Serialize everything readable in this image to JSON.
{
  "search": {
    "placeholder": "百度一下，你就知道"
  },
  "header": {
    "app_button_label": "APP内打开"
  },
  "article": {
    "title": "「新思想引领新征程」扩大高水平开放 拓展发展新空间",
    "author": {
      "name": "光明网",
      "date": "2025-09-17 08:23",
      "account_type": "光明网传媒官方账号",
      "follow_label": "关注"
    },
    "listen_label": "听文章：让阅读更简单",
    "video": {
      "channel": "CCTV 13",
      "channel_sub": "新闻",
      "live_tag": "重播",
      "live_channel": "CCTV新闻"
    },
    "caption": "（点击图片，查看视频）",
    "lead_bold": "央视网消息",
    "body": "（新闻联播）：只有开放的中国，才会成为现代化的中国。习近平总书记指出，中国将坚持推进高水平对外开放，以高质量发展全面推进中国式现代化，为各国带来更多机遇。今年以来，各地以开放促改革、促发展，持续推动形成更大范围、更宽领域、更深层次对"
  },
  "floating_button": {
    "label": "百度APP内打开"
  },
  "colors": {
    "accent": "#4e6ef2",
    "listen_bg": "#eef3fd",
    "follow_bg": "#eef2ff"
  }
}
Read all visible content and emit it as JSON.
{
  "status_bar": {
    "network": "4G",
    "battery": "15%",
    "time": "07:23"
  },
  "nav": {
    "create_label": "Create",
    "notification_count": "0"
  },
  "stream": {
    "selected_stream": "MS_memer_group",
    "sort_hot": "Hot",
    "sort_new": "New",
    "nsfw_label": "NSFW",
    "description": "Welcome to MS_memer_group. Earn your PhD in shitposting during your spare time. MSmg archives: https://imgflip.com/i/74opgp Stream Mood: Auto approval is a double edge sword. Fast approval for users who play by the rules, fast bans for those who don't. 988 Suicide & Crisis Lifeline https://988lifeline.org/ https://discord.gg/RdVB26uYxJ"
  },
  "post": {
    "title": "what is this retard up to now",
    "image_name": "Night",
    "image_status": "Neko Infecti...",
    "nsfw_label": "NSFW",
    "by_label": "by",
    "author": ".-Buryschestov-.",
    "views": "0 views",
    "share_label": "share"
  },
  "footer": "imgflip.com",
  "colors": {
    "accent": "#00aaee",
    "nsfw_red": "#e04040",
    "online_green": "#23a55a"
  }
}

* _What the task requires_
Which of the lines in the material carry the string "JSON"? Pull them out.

* _Answer for this exercise_
Serialize everything readable in this image to JSON.
Read all visible content and emit it as JSON.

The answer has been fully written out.